    Oh get why Tywin did it the way he did. He needed them dead quickly and in a flashy show everyone how brutal I am sort of way. I'm just saying any other time it doesn't need that much engineering, just some brickwork to seal them in.
  11. Which non-Great House castle would you want to live in?

    I was going to say the Arbor, but hinking about it the Twins is actually quite nice without the Freys in it. Very hard to besiege, good source of income, fresh running water and plenty of fish I'd imagine. Evidently has a lot of room given how many kids Old Walder Frey has. Also strong force of bannermen/levies to rely on. If I was Lord of the Twins I'd get very friendly with the Mallisters, helping defend them from Ironborn raids. In turn they're my closest allies to help reinforce/resupply me during a siege from the North (unlikely as it might be). I'd also buddy up to the Crannogmen, trades and give them stuff. Firstly because I don't want to be shot with a poison arrow and there help would be useful if I was ever besieged from the south.
  12. mines of castamere

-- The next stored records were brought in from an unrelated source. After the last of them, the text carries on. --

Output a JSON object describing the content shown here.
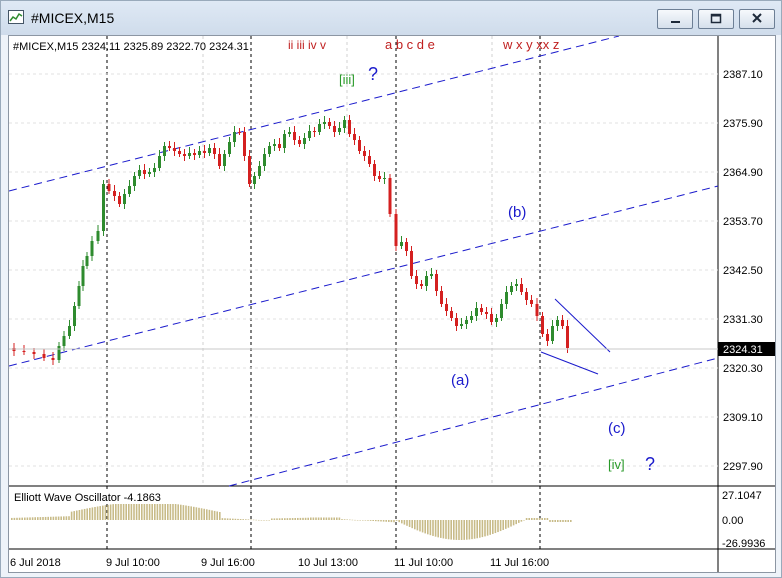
{
  "window": {
    "title": "#MICEX,M15",
    "buttons": [
      "minimize",
      "maximize",
      "close"
    ]
  },
  "chart": {
    "symbol_line": "#MICEX,M15  2324.11 2325.89 2322.70 2324.31",
    "price_axis": [
      "2387.10",
      "2375.90",
      "2364.90",
      "2353.70",
      "2342.50",
      "2331.30",
      "2320.30",
      "2309.10",
      "2297.90"
    ],
    "current_price": "2324.31",
    "time_axis": [
      "6 Jul 2018",
      "9 Jul 10:00",
      "9 Jul 16:00",
      "10 Jul 13:00",
      "11 Jul 10:00",
      "11 Jul 16:00"
    ],
    "wave_labels": {
      "top_1": "ii iii iv v",
      "top_2": "a b c d e",
      "top_3": "w x y xx z",
      "iii": "[iii]",
      "iii_q": "?",
      "b": "(b)",
      "a": "(a)",
      "c": "(c)",
      "iv": "[iv]",
      "iv_q": "?"
    },
    "colors": {
      "up": "#2e8b2e",
      "down": "#d42020",
      "channel": "#1a1acc",
      "osc": "#c8bb88"
    }
  },
  "oscillator": {
    "title": "Elliott Wave Oscillator -4.1863",
    "axis": [
      "27.1047",
      "0.00",
      "-26.9936"
    ]
  }
}
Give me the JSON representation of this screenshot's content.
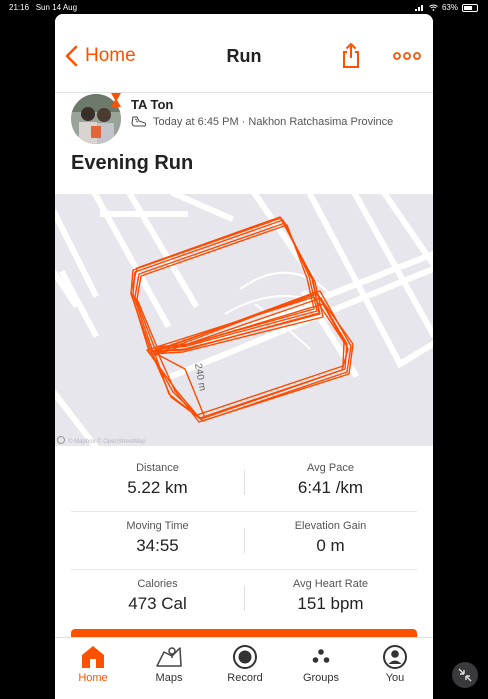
{
  "status_bar": {
    "time": "21:16",
    "date": "Sun 14 Aug",
    "battery": "63%",
    "battery_level": 0.63
  },
  "nav": {
    "back_label": "Home",
    "title": "Run",
    "share_icon": "share-icon",
    "more_icon": "more-icon"
  },
  "athlete": {
    "name": "TA Ton",
    "timestamp": "Today at 6:45 PM · Nakhon Ratchasima Province",
    "activity_icon": "shoe-icon"
  },
  "activity": {
    "title": "Evening Run"
  },
  "map": {
    "scale_label": "240 m",
    "attribution": "© Mapbox © OpenStreetMap"
  },
  "stats": [
    {
      "left": {
        "label": "Distance",
        "value": "5.22 km"
      },
      "right": {
        "label": "Avg Pace",
        "value": "6:41 /km"
      }
    },
    {
      "left": {
        "label": "Moving Time",
        "value": "34:55"
      },
      "right": {
        "label": "Elevation Gain",
        "value": "0 m"
      }
    },
    {
      "left": {
        "label": "Calories",
        "value": "473 Cal"
      },
      "right": {
        "label": "Avg Heart Rate",
        "value": "151 bpm"
      }
    }
  ],
  "tabs": [
    {
      "label": "Home",
      "icon": "home-icon",
      "active": true
    },
    {
      "label": "Maps",
      "icon": "maps-icon",
      "active": false
    },
    {
      "label": "Record",
      "icon": "record-icon",
      "active": false
    },
    {
      "label": "Groups",
      "icon": "groups-icon",
      "active": false
    },
    {
      "label": "You",
      "icon": "you-icon",
      "active": false
    }
  ],
  "colors": {
    "accent": "#fc5200",
    "route": "#fc4c02",
    "map_background": "#e6e6ec",
    "road": "#ffffff"
  }
}
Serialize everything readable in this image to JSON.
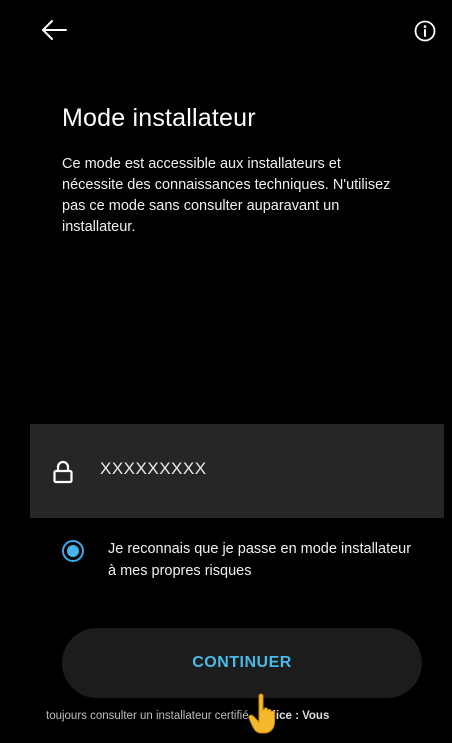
{
  "header": {
    "back_icon": "arrow-left-icon",
    "info_icon": "info-circle-icon"
  },
  "main": {
    "title": "Mode installateur",
    "description": "Ce mode est accessible aux installateurs et nécessite des connaissances techniques. N'utilisez pas ce mode sans consulter auparavant un installateur."
  },
  "password": {
    "icon": "lock-icon",
    "value": "XXXXXXXXX"
  },
  "consent": {
    "checked": true,
    "label": "Je reconnais que je passe en mode installateur à mes propres risques"
  },
  "actions": {
    "continue_label": "CONTINUER"
  },
  "ticker": {
    "text": "toujours consulter un installateur certifié",
    "hint_label": "Indice : Vous"
  },
  "colors": {
    "background": "#000000",
    "accent": "#45b4ef",
    "field_background": "#262626",
    "button_background": "#1c1c1c"
  }
}
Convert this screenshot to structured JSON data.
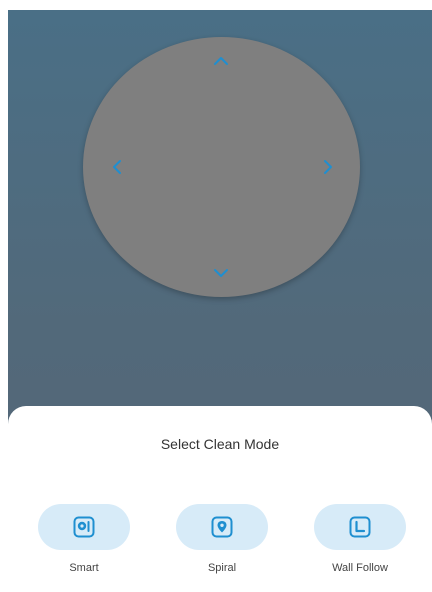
{
  "dpad": {
    "up_icon": "chevron-up-icon",
    "down_icon": "chevron-down-icon",
    "left_icon": "chevron-left-icon",
    "right_icon": "chevron-right-icon"
  },
  "clean_mode_sheet": {
    "title": "Select Clean Mode",
    "modes": [
      {
        "label": "Smart",
        "icon": "smart-mode-icon"
      },
      {
        "label": "Spiral",
        "icon": "spiral-pin-icon"
      },
      {
        "label": "Wall Follow",
        "icon": "wall-follow-icon"
      }
    ]
  },
  "colors": {
    "background_top": "#4a6f86",
    "background_bottom": "#566676",
    "dpad": "#7f7f7f",
    "accent": "#1f8fd0",
    "pill": "#d7ebf8"
  }
}
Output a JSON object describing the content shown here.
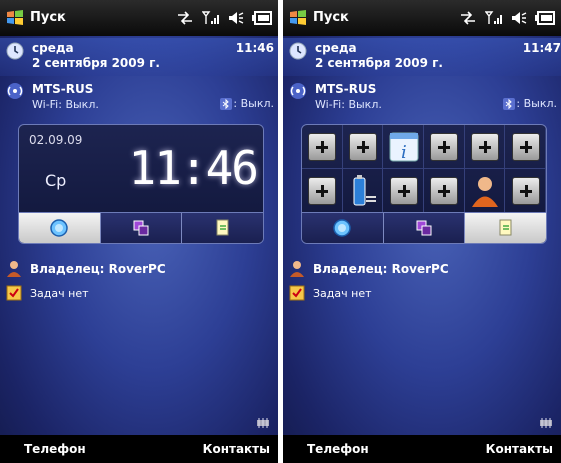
{
  "left": {
    "titlebar": {
      "start_label": "Пуск"
    },
    "date": {
      "day": "среда",
      "full": "2 сентября 2009 г.",
      "time": "11:46"
    },
    "network": {
      "operator": "MTS-RUS",
      "wifi": "Wi-Fi: Выкл.",
      "bt": ": Выкл."
    },
    "clock_panel": {
      "date": "02.09.09",
      "weekday": "Ср",
      "big_time": "11:46"
    },
    "owner": "Владелец: RoverPC",
    "tasks": "Задач нет",
    "softkeys": {
      "left": "Телефон",
      "right": "Контакты"
    }
  },
  "right": {
    "titlebar": {
      "start_label": "Пуск"
    },
    "date": {
      "day": "среда",
      "full": "2 сентября 2009 г.",
      "time": "11:47"
    },
    "network": {
      "operator": "MTS-RUS",
      "wifi": "Wi-Fi: Выкл.",
      "bt": ": Выкл."
    },
    "owner": "Владелец: RoverPC",
    "tasks": "Задач нет",
    "softkeys": {
      "left": "Телефон",
      "right": "Контакты"
    }
  },
  "icons": [
    "windows-start-icon",
    "connectivity-icon",
    "signal-icon",
    "volume-icon",
    "battery-icon",
    "clock-icon",
    "wifi-icon",
    "bluetooth-icon",
    "owner-icon",
    "tasks-icon",
    "sync-tray-icon",
    "plus-icon",
    "info-icon",
    "battery-app-icon",
    "contacts-icon",
    "globe-tab-icon",
    "windows-tab-icon",
    "settings-tab-icon"
  ]
}
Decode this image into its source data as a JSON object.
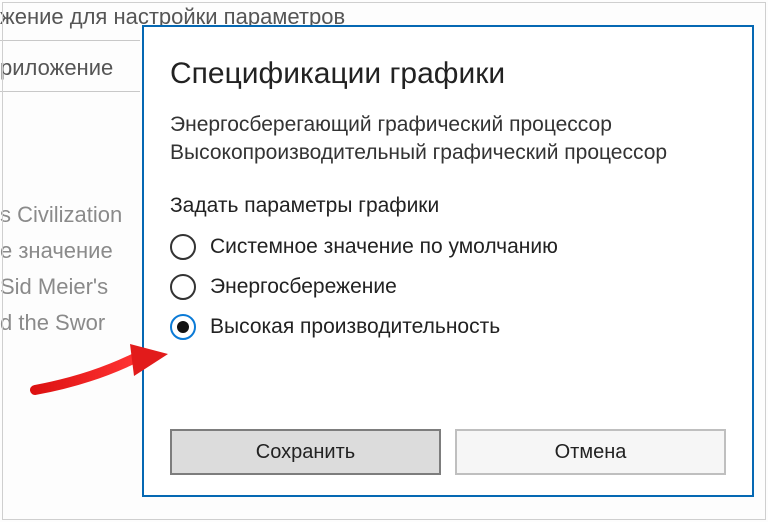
{
  "background": {
    "line1": "жение для настройки параметров",
    "line2": "риложение",
    "list": [
      "s Civilization",
      "е значение",
      "Sid Meier's",
      "d the Swor"
    ]
  },
  "dialog": {
    "title": "Спецификации графики",
    "info_line1": "Энергосберегающий графический процессор",
    "info_line2": "Высокопроизводительный графический процессор",
    "section_label": "Задать параметры графики",
    "options": [
      {
        "label": "Системное значение по умолчанию",
        "selected": false
      },
      {
        "label": "Энергосбережение",
        "selected": false
      },
      {
        "label": "Высокая производительность",
        "selected": true
      }
    ],
    "save_label": "Сохранить",
    "cancel_label": "Отмена"
  }
}
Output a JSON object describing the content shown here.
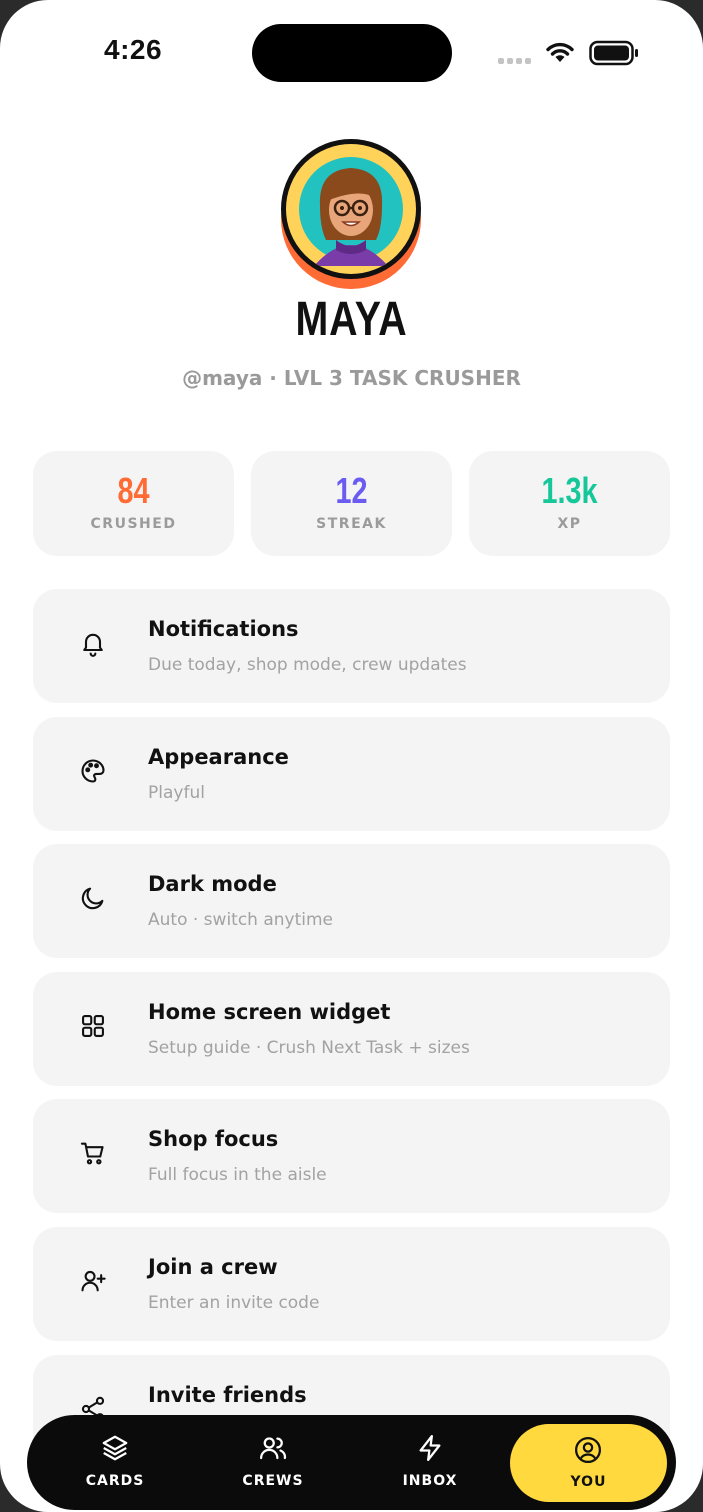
{
  "status": {
    "time": "4:26"
  },
  "profile": {
    "name": "MAYA",
    "handle_line": "@maya · LVL 3 TASK CRUSHER"
  },
  "stats": [
    {
      "value": "84",
      "label": "CRUSHED",
      "color": "#ff6b35"
    },
    {
      "value": "12",
      "label": "STREAK",
      "color": "#6a5cf0"
    },
    {
      "value": "1.3k",
      "label": "XP",
      "color": "#16c79a"
    }
  ],
  "menu": [
    {
      "title": "Notifications",
      "subtitle": "Due today, shop mode, crew updates",
      "icon": "bell-icon"
    },
    {
      "title": "Appearance",
      "subtitle": "Playful",
      "icon": "palette-icon"
    },
    {
      "title": "Dark mode",
      "subtitle": "Auto · switch anytime",
      "icon": "moon-icon"
    },
    {
      "title": "Home screen widget",
      "subtitle": "Setup guide · Crush Next Task + sizes",
      "icon": "grid-icon"
    },
    {
      "title": "Shop focus",
      "subtitle": "Full focus in the aisle",
      "icon": "cart-icon"
    },
    {
      "title": "Join a crew",
      "subtitle": "Enter an invite code",
      "icon": "user-plus-icon"
    },
    {
      "title": "Invite friends",
      "subtitle": "",
      "icon": "share-icon"
    }
  ],
  "nav": [
    {
      "label": "CARDS",
      "icon": "layers-icon"
    },
    {
      "label": "CREWS",
      "icon": "users-icon"
    },
    {
      "label": "INBOX",
      "icon": "bolt-icon"
    },
    {
      "label": "YOU",
      "icon": "user-circle-icon",
      "active": true
    }
  ],
  "colors": {
    "accent": "#ffd93d",
    "avatar_ring": "#ff6b35"
  }
}
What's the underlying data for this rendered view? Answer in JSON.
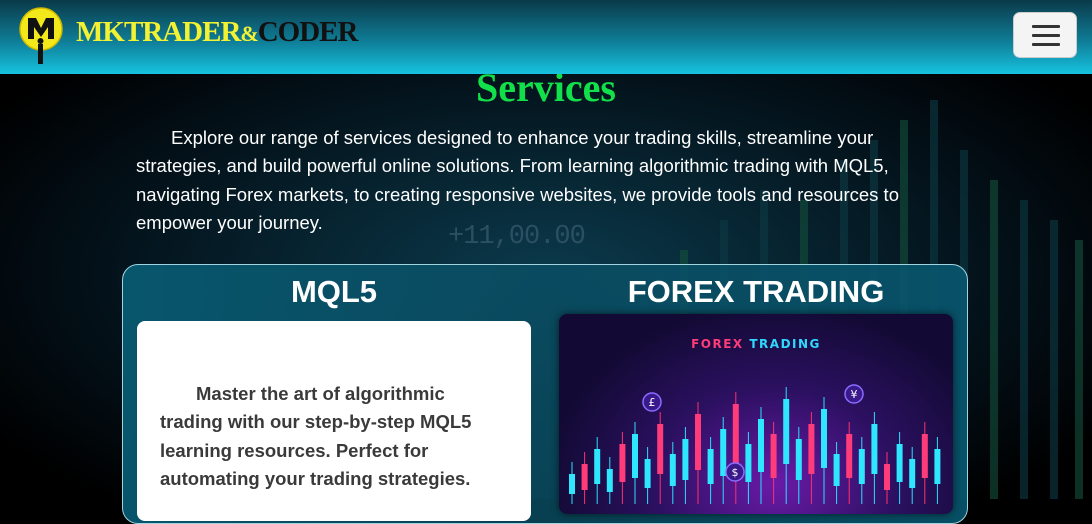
{
  "navbar": {
    "logo_letter": "M",
    "brand_part1": "MK",
    "brand_part2": "TRADER",
    "brand_amp": "&",
    "brand_part3": "CODER",
    "toggler_icon": "hamburger-menu-icon"
  },
  "services": {
    "title": "Services",
    "intro": "Explore our range of services designed to enhance your trading skills, streamline your strategies, and build powerful online solutions. From learning algorithmic trading with MQL5, navigating Forex markets, to creating responsive websites, we provide tools and resources to empower your journey.",
    "background_ticker": "+11,00.00"
  },
  "cards": [
    {
      "title": "MQL5",
      "description": "Master the art of algorithmic trading with our step-by-step MQL5 learning resources. Perfect for automating your trading strategies."
    },
    {
      "title": "FOREX TRADING",
      "image_caption_part1": "FOREX",
      "image_caption_part2": "TRADING"
    }
  ],
  "colors": {
    "title_green": "#12e04a",
    "brand_yellow": "#f2f233",
    "navbar_cyan": "#16c3e0",
    "card_teal": "#0a5c74"
  }
}
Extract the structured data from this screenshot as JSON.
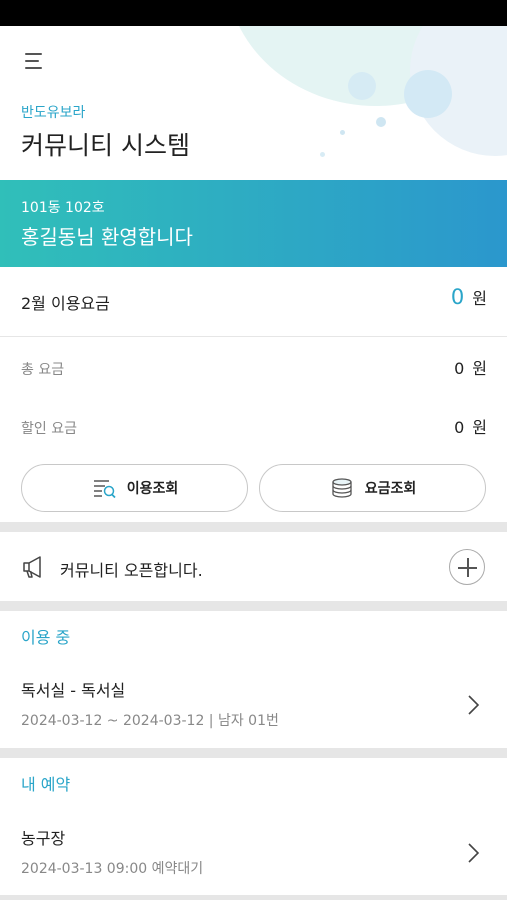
{
  "header": {
    "complex_name": "반도유보라",
    "system_title": "커뮤니티 시스템"
  },
  "welcome": {
    "unit": "101동 102호",
    "greeting": "홍길동님 환영합니다"
  },
  "fees": {
    "monthly_label": "2월 이용요금",
    "monthly_amount": "0",
    "currency": "원",
    "total_label": "총 요금",
    "total_amount": "0",
    "discount_label": "할인 요금",
    "discount_amount": "0"
  },
  "buttons": {
    "usage_lookup": "이용조회",
    "fee_lookup": "요금조회"
  },
  "notice": {
    "text": "커뮤니티 오픈합니다."
  },
  "in_use": {
    "heading": "이용 중",
    "title": "독서실 - 독서실",
    "detail": "2024-03-12 ~ 2024-03-12 | 남자 01번"
  },
  "reservation": {
    "heading": "내 예약",
    "title": "농구장",
    "detail": "2024-03-13 09:00 예약대기"
  },
  "colors": {
    "accent": "#2aa5c9",
    "gradient_start": "#30bfb9",
    "gradient_end": "#2b97cd"
  }
}
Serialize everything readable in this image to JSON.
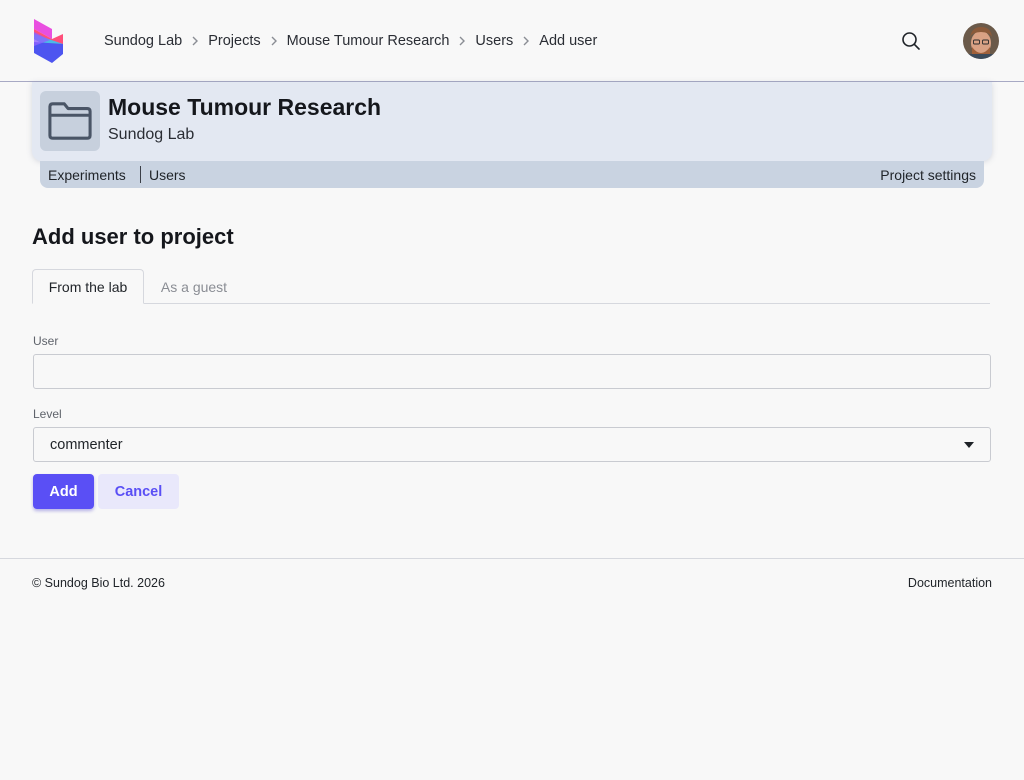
{
  "header": {
    "breadcrumb": [
      "Sundog Lab",
      "Projects",
      "Mouse Tumour Research",
      "Users",
      "Add user"
    ],
    "icons": {
      "logo": "sundog-logo-icon",
      "search": "search-icon",
      "avatar": "user-avatar",
      "separator": "chevron-right-icon"
    }
  },
  "project": {
    "title": "Mouse Tumour Research",
    "lab": "Sundog Lab",
    "icon": "folder-icon",
    "nav": {
      "experiments": "Experiments",
      "users": "Users",
      "settings": "Project settings"
    }
  },
  "form": {
    "heading": "Add user to project",
    "tabs": [
      {
        "label": "From the lab",
        "active": true
      },
      {
        "label": "As a guest",
        "active": false
      }
    ],
    "user_label": "User",
    "user_value": "",
    "level_label": "Level",
    "level_value": "commenter",
    "add_label": "Add",
    "cancel_label": "Cancel"
  },
  "footer": {
    "copyright": "© Sundog Bio Ltd. 2026",
    "docs": "Documentation"
  },
  "colors": {
    "accent": "#5a4ff5",
    "project_card": "#e3e8f2",
    "project_nav": "#c9d3e1"
  }
}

    Can I once again say how dumb the Reynes were in designing their castle? Sure daming a river is pretty ingenious but what if a besieging lord simply managed to take the upper levels and decided to wall up every possible entrance to the underground bit? Wait months or years until they starve in the dark and then dig it open to loot the castle.
  13. I agree they burnt some big bridges at...Bitterbridge. I don't think that willing go to Stannis with open arms. But there might be a point where they feel they need to cut losses and throw Loras and Tarly under the bridge. Or that bannermen who who weren't purged might start to think Stannis is a better idea, and consider defecting or a coup. At this point if Stannis has taken KL the Lannister star has considerably fallen. With Jaime in chains, Robb running wild in the West. I think the problem with Mel is that she isn't honest with her limitations. Her powers (both in visions and animated shadows) are very useful but as you say she misinterpreted the visions. He should definitely listen to her council, but not follow her blindly.
  14. Long winters in reality vs long winters in AsoIaF

    Heh. I remember that word from highschool
  15. I agree and have changed my mind. You are correct it was still a gamble to attack Kingslanding as it could go wrong for all those reasons. Things were indeed going very well for Stannis, mainly because Tyrion was terrible at his job. I still thing the timing was ludicrous and not just because I'm a Stannis fan, I'd do so if the sides were reverse. Actually I probably wouldn't because I'm a flawed individual. Yes he still has enemies in the field. But knowing that is different to them being less than 24hrs from attacking you with the largest army history has ever seen. As I said. Had the winds not knocked his fleet of course he'd have taken Kingslanding much earlier. It might not be a great position, as you've mentioned re: supplies, but it's better than where he was after the Blackwater. He can either defend or leave a garrison and move to raid/attack. Or even abandon the city but leave with a dead Joffrey, a hostage or dead Cersei and possibly a rescued Sansa. If he'd taken Kingslanding, it's the question of whether the Tyrells would still be willing to commit to the alliance or cut their losses. Stannis has a bunch of their bannermen with him. To be fair about Mel though up to that point everything she'd told him had come true. I think one of his biggest mistakes was to leave her behind, she's not omnipresent but she's sure good at keeping her own skin. Put her on the first boat into the Blackwater and I'm sure she'll see the Wildfire.And had he won there's the possibility they might have another animated shadow assassin up their sleeve (a victorious Stannis might be able to survive creating another). So if the Lannister and Tyrells arrived, Tywin and/or Mace Tyrell might have died over night. But you are right for narrative purposes the Blackwater had to happen that way to make it exciting. For that purpose many characters carrying the idiot-ball momentarily. throughout the series.